---------- AVAILABLE DATA ----------

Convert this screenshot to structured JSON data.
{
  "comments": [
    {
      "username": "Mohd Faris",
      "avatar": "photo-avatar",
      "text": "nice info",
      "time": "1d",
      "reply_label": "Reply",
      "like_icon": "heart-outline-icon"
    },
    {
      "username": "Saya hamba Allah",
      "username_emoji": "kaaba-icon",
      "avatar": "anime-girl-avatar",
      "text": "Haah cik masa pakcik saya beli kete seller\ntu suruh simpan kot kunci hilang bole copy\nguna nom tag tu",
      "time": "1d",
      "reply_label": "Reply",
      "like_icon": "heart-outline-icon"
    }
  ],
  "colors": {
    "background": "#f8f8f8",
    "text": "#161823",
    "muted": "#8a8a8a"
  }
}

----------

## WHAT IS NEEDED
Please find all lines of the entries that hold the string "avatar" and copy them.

## RESULT
      "avatar": "photo-avatar",
      "avatar": "anime-girl-avatar",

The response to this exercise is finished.